Task directions: Send back every record word for word, with nothing missing.

Records shown:
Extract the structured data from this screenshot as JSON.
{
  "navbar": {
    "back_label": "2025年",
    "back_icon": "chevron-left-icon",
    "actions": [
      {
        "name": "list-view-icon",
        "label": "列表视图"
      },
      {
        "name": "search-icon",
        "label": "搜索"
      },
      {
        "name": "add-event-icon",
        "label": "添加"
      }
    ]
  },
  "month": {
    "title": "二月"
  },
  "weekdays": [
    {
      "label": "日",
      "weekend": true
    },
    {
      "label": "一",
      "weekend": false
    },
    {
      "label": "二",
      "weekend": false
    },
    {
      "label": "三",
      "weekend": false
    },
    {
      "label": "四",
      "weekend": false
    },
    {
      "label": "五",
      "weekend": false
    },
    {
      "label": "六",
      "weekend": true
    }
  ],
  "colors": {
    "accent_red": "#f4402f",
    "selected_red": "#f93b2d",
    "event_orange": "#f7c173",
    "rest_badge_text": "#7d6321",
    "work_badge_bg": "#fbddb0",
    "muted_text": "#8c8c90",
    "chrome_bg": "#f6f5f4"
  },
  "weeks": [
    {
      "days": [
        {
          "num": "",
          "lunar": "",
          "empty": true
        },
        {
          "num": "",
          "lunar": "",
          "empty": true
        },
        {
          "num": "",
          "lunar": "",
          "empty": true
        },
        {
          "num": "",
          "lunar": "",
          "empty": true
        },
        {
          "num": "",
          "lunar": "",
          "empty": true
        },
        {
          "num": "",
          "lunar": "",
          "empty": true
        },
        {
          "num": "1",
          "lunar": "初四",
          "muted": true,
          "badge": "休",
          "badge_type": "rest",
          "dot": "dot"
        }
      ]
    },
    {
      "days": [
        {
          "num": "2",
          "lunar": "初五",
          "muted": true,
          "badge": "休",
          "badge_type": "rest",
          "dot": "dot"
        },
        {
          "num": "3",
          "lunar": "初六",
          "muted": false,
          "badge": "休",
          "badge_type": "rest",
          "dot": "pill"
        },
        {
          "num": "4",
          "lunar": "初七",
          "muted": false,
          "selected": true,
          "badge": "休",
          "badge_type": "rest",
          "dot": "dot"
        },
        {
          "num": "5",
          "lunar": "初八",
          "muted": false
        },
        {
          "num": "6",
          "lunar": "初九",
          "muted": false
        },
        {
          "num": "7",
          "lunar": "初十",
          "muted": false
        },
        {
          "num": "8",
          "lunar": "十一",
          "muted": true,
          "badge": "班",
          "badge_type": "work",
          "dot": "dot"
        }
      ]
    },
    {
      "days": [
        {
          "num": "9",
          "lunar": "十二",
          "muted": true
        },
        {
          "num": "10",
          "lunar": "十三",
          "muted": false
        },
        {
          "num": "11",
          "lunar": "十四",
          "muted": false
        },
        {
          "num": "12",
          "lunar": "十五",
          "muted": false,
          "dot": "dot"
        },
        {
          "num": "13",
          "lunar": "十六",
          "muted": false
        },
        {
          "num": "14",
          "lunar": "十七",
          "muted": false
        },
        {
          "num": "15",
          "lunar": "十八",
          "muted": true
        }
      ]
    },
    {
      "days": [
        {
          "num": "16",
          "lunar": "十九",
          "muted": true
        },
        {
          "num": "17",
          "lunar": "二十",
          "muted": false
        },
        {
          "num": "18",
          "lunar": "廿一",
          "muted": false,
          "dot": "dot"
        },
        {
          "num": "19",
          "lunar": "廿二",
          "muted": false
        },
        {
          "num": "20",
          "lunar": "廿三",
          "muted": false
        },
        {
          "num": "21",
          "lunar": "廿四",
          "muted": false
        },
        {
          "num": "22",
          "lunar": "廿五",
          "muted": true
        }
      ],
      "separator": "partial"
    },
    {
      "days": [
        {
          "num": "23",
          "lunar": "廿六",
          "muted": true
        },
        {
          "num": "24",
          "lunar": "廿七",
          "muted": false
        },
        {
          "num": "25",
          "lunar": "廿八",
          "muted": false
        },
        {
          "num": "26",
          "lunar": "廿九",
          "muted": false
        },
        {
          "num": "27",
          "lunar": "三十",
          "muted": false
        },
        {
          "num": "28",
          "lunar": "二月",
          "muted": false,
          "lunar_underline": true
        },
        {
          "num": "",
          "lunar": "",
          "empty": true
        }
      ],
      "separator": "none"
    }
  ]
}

Response area:
Extract the structured data from this screenshot as JSON.
{
  "navbar": {
    "back_label": "2025年",
    "back_icon": "chevron-left-icon",
    "actions": [
      {
        "name": "list-view-icon",
        "label": "列表视图"
      },
      {
        "name": "search-icon",
        "label": "搜索"
      },
      {
        "name": "add-event-icon",
        "label": "添加"
      }
    ]
  },
  "month": {
    "title": "二月"
  },
  "weekdays": [
    {
      "label": "日",
      "weekend": true
    },
    {
      "label": "一",
      "weekend": false
    },
    {
      "label": "二",
      "weekend": false
    },
    {
      "label": "三",
      "weekend": false
    },
    {
      "label": "四",
      "weekend": false
    },
    {
      "label": "五",
      "weekend": false
    },
    {
      "label": "六",
      "weekend": true
    }
  ],
  "colors": {
    "accent_red": "#f4402f",
    "selected_red": "#f93b2d",
    "event_orange": "#f7c173",
    "rest_badge_text": "#7d6321",
    "work_badge_bg": "#fbddb0",
    "muted_text": "#8c8c90",
    "chrome_bg": "#f6f5f4"
  },
  "weeks": [
    {
      "days": [
        {
          "num": "",
          "lunar": "",
          "empty": true
        },
        {
          "num": "",
          "lunar": "",
          "empty": true
        },
        {
          "num": "",
          "lunar": "",
          "empty": true
        },
        {
          "num": "",
          "lunar": "",
          "empty": true
        },
        {
          "num": "",
          "lunar": "",
          "empty": true
        },
        {
          "num": "",
          "lunar": "",
          "empty": true
        },
        {
          "num": "1",
          "lunar": "初四",
          "muted": true,
          "badge": "休",
          "badge_type": "rest",
          "dot": "dot"
        }
      ]
    },
    {
      "days": [
        {
          "num": "2",
          "lunar": "初五",
          "muted": true,
          "badge": "休",
          "badge_type": "rest",
          "dot": "dot"
        },
        {
          "num": "3",
          "lunar": "初六",
          "muted": false,
          "badge": "休",
          "badge_type": "rest",
          "dot": "pill"
        },
        {
          "num": "4",
          "lunar": "初七",
          "muted": false,
          "selected": true,
          "badge": "休",
          "badge_type": "rest",
          "dot": "dot"
        },
        {
          "num": "5",
          "lunar": "初八",
          "muted": false
        },
        {
          "num": "6",
          "lunar": "初九",
          "muted": false
        },
        {
          "num": "7",
          "lunar": "初十",
          "muted": false
        },
        {
          "num": "8",
          "lunar": "十一",
          "muted": true,
          "badge": "班",
          "badge_type": "work",
          "dot": "dot"
        }
      ]
    },
    {
      "days": [
        {
          "num": "9",
          "lunar": "十二",
          "muted": true
        },
        {
          "num": "10",
          "lunar": "十三",
          "muted": false
        },
        {
          "num": "11",
          "lunar": "十四",
          "muted": false
        },
        {
          "num": "12",
          "lunar": "十五",
          "muted": false,
          "dot": "dot"
        },
        {
          "num": "13",
          "lunar": "十六",
          "muted": false
        },
        {
          "num": "14",
          "lunar": "十七",
          "muted": false
        },
        {
          "num": "15",
          "lunar": "十八",
          "muted": true
        }
      ]
    },
    {
      "days": [
        {
          "num": "16",
          "lunar": "十九",
          "muted": true
        },
        {
          "num": "17",
          "lunar": "二十",
          "muted": false
        },
        {
          "num": "18",
          "lunar": "廿一",
          "muted": false,
          "dot": "dot"
        },
        {
          "num": "19",
          "lunar": "廿二",
          "muted": false
        },
        {
          "num": "20",
          "lunar": "廿三",
          "muted": false
        },
        {
          "num": "21",
          "lunar": "廿四",
          "muted": false
        },
        {
          "num": "22",
          "lunar": "廿五",
          "muted": true
        }
      ],
      "separator": "partial"
    },
    {
      "days": [
        {
          "num": "23",
          "lunar": "廿六",
          "muted": true
        },
        {
          "num": "24",
          "lunar": "廿七",
          "muted": false
        },
        {
          "num": "25",
          "lunar": "廿八",
          "muted": false
        },
        {
          "num": "26",
          "lunar": "廿九",
          "muted": false
        },
        {
          "num": "27",
          "lunar": "三十",
          "muted": false
        },
        {
          "num": "28",
          "lunar": "二月",
          "muted": false,
          "lunar_underline": true
        },
        {
          "num": "",
          "lunar": "",
          "empty": true
        }
      ],
      "separator": "none"
    }
  ]
}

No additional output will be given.